Housing.  Housing in the colonias is primarily constructed by residents little by little, using available materials. Professional builders are rarely used. Residents frequently start with tents or makeshift structures of wood, cardboard or other materials and, as their financial situation allows, continue to improve their homes. Housing in older colonias tends to be better developed because residents have had more time to make improvements.

Health.  Dilapidated homes, a lack of potable water and sewer and drainage systems, and floodplain locations make many colonias an ideal place for the proliferation of disease. Texas Department of Health data show that hepatitis A, salmonellosis, dysentery, cholera and other diseases occur at much higher rates in colonias than in Texas as a whole. Tuberculosis is also a common health threat, occurring almost twice as frequently along the border than in Texas as a whole. A lack of medical services compounds health problems in the colonias.

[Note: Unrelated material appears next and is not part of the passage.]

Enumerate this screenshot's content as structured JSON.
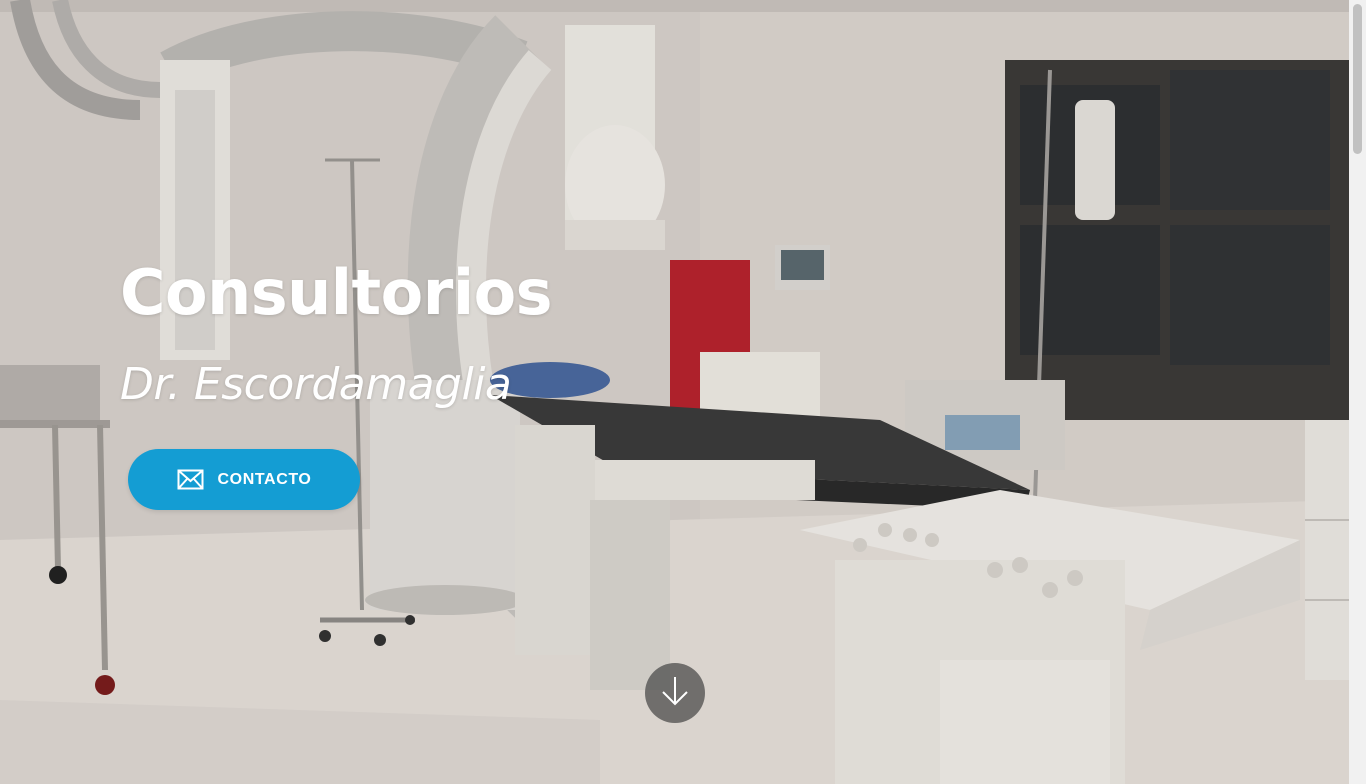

In addition to a shortage of primary care providers, colonia residents' difficulty in accessing health care is compounded by other factors, including having to travel long distances to health care facilities, fear of losing wages for time spent away from work, inconvenient health care facility hours, lack of awareness of available health care programs and no health insurance. As a result, many colonia residents' health care problems go unreported and untreated. For children, these barriers can be devastating and may result in slow growth and lower educational development rates.

Unemployment.  The unemployment rate in some colonias is more than eight times the state rate. A 1993 Texas A&M study discovered that unemployment in five Lower Rio Grande Valley colonias ranged from 20 percent to 60 percent, compared with the overall Texas unemployment rate of 7 percent. In addition, many colonia residents often cannot find year-round work due to the seasonal nature of their primary occupations. Fieldwork represents 29.5 percent of their jobs, construction work, 24.4 percent, and factory work, 14.9 percent.

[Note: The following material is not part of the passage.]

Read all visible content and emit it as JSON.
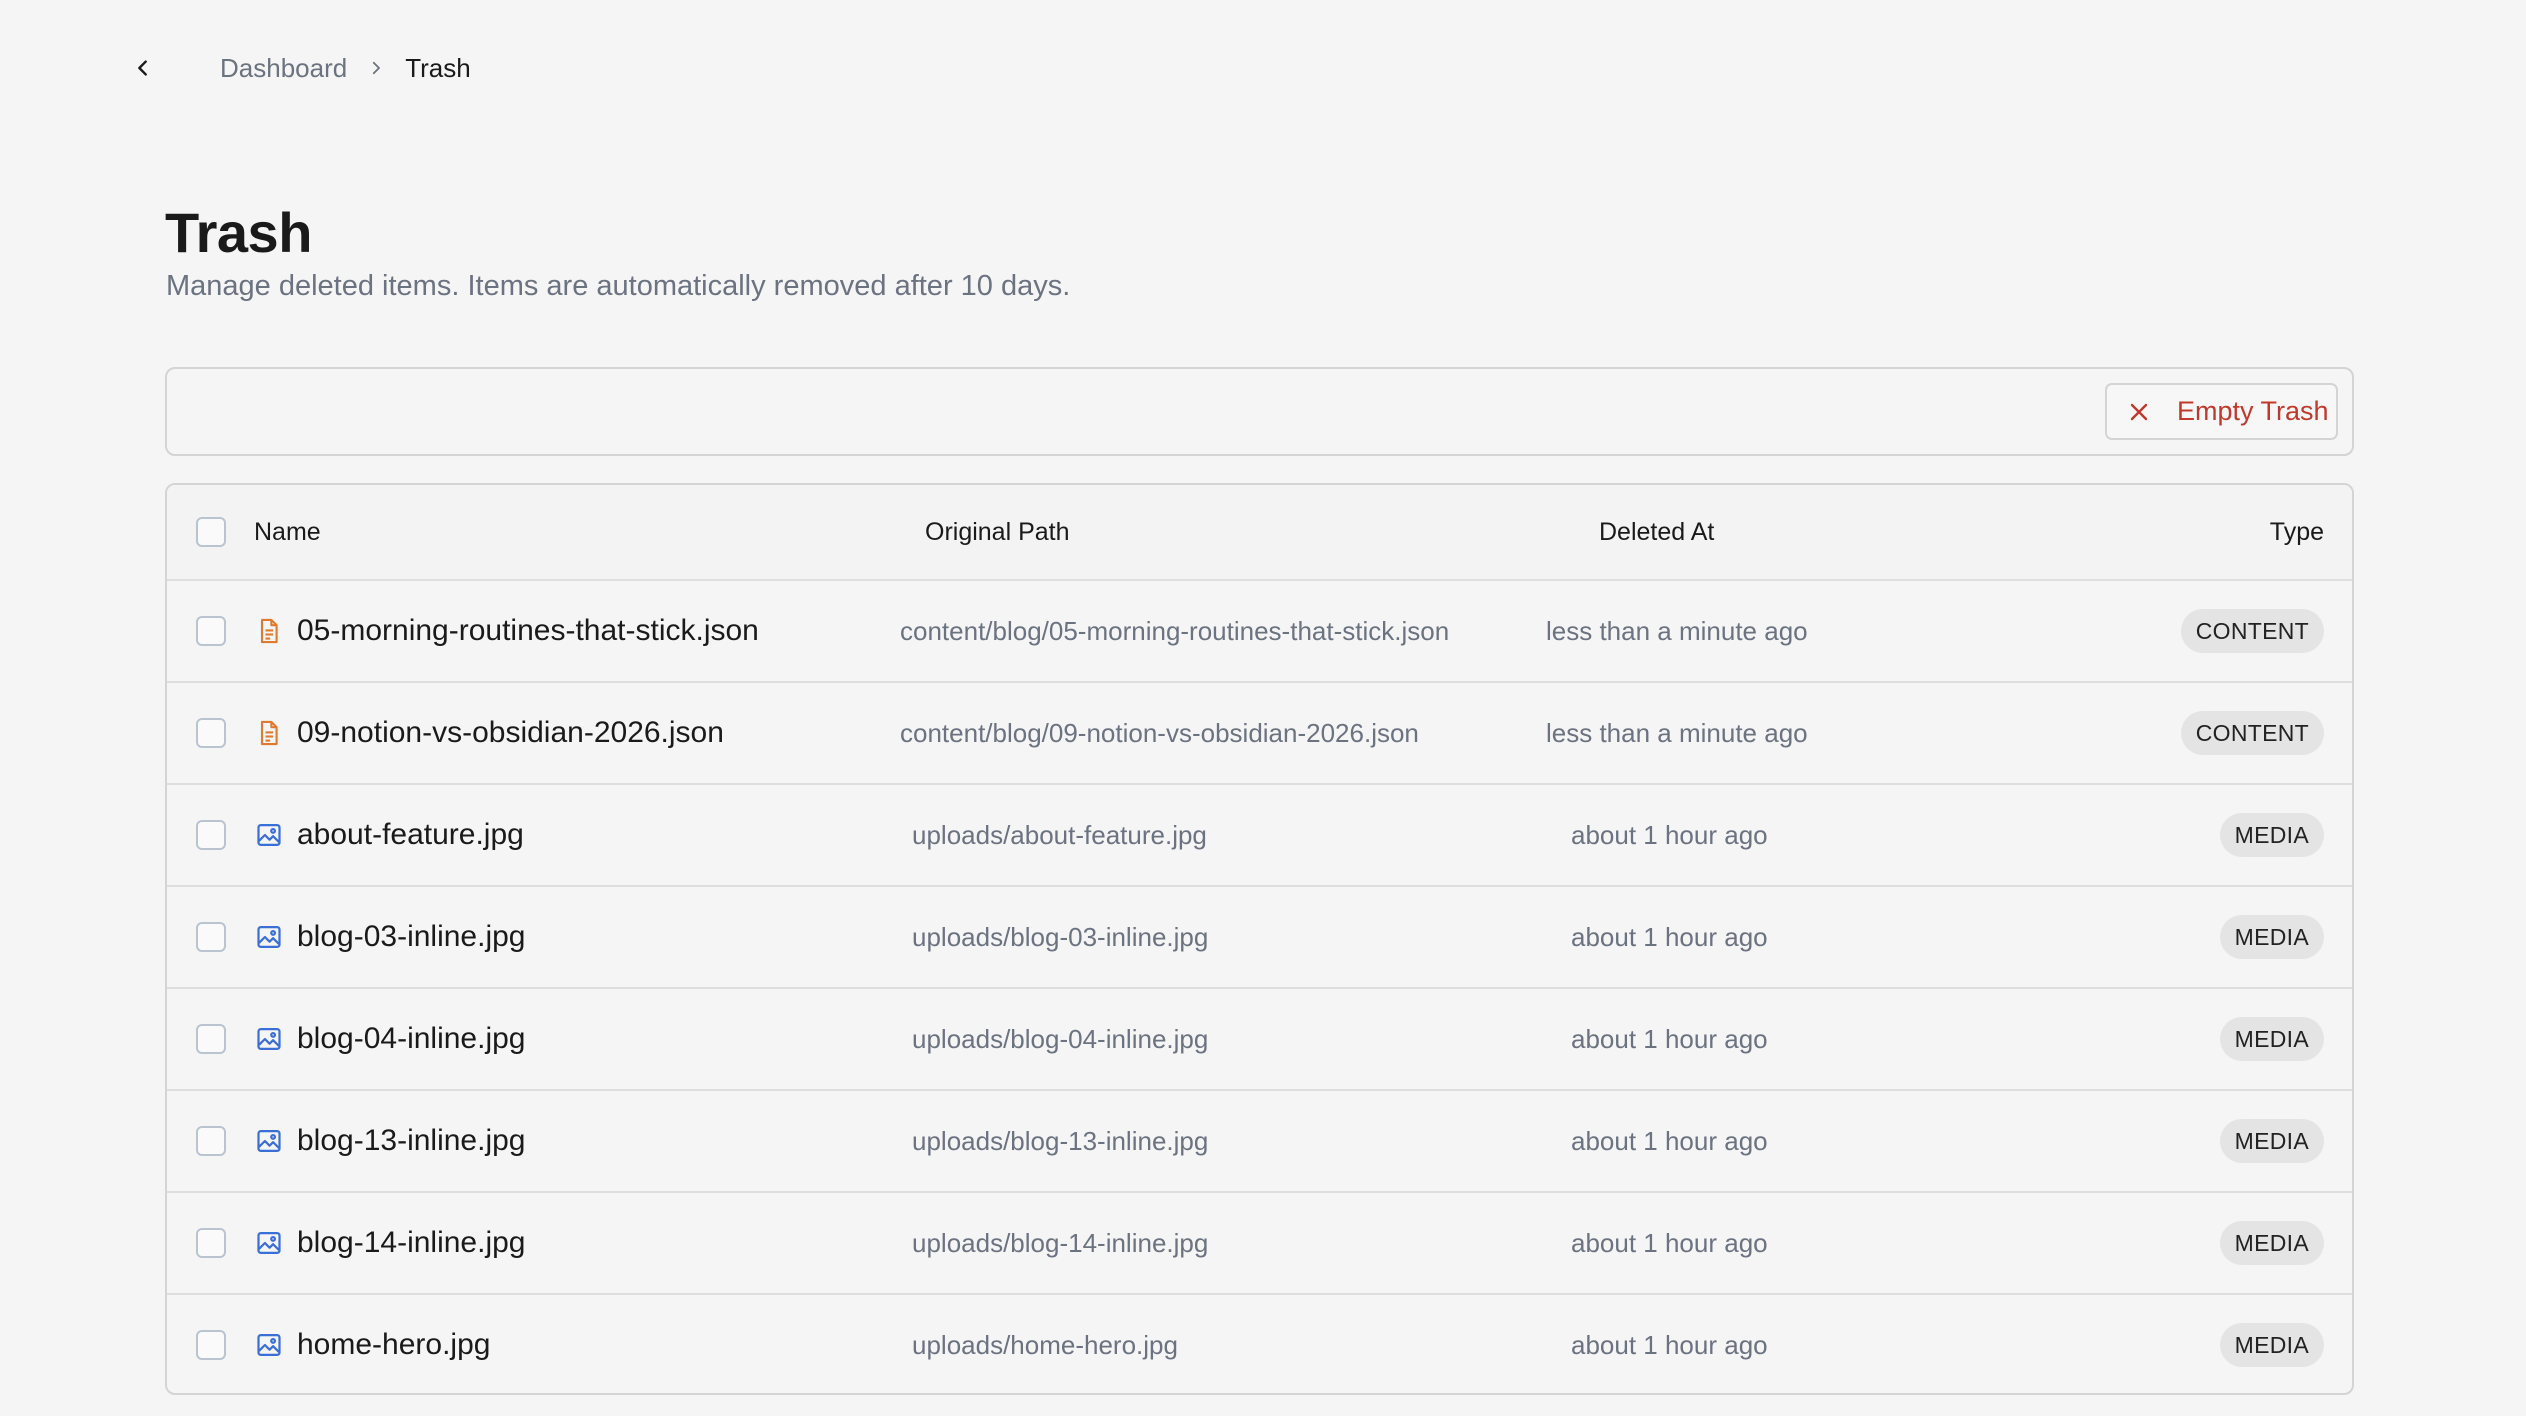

Contract for Deed.  Since the 1950s, the contract for deed has been the most frequently used financing mechanism in the colonias because many individuals have neither a credit history nor the resources to qualify for traditional bank or credit union financing. A contract for deed is a financing arrangement, often at high interest rates, whereby land ownership often remains with the seller until the total purchase price is paid.

Traditionally, contracts for deed, unlike deeds of trust, were not recorded with the county clerk, making it easy for the developer to reclaim the property, as well as making it difficult to enforce any commitment of the developers' part to provide infrastructure. If the buyer fell behind in payments, the developer could repossess the property, often within 45 days, without going through the traditional foreclosure process. Developers also could claim any improvements made on the property.

Steps are being taken to remedy some of the inequities inherent in contracts for deed. In 1995, Texas legislators passed the Colonias Fair Land Sales Act to protect those who must rely on contracts for deed to finance property. The legislation requires developers to record the contract and counties to keep a record of contracts for deed. It also requires developers to provide a statement of available services, such as water, wastewater and electricity, and whether the property is located in a floodplain. Developers must provide property buyers with an annual statement-including amount paid, amount owed, the number of payments remaining and the amount paid to taxing authorities on the purchaser's behalf.

Although the legislation sets a minimum standard for contract for deed land sales, other problems with this method of financing remain.

Contracts for deed make it difficult for home owners to secure financing to build a house or make home improvement. Because title to the land often does not transfer to the buyer until it is fully paid for, an applicant cannot use the property as collateral when applying for a loan. Therefore, financial institutions are reluctant to lend money to improve the property.